== RECORDS TO USE ==

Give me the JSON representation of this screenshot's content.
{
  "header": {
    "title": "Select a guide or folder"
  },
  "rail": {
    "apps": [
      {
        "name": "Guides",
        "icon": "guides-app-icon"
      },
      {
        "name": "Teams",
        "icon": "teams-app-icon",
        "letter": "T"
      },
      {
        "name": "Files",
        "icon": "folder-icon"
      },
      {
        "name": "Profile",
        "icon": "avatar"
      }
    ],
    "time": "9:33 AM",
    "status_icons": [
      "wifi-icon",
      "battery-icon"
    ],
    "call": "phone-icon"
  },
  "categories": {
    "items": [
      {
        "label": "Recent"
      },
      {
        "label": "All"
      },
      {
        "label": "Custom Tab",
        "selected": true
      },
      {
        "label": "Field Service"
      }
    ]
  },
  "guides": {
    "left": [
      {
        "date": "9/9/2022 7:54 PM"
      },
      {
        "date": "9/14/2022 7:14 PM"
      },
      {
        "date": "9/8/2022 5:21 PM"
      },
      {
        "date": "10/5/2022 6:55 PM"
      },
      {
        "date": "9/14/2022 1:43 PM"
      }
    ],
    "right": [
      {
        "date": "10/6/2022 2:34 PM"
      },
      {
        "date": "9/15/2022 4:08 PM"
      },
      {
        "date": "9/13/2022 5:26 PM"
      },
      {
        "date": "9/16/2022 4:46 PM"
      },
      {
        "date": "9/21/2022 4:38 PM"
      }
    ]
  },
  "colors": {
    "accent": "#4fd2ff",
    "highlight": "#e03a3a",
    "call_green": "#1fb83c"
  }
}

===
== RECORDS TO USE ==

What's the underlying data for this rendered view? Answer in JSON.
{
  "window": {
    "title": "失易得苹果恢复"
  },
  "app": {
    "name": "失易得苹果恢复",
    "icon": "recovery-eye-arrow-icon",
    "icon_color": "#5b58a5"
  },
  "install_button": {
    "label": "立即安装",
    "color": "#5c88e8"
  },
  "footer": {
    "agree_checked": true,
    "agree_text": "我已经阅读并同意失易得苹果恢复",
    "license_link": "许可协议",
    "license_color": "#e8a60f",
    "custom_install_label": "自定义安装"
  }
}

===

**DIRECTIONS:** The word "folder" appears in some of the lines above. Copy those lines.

**RESPONSE BELOW:**
    "title": "Select a guide or folder"
        "icon": "folder-icon"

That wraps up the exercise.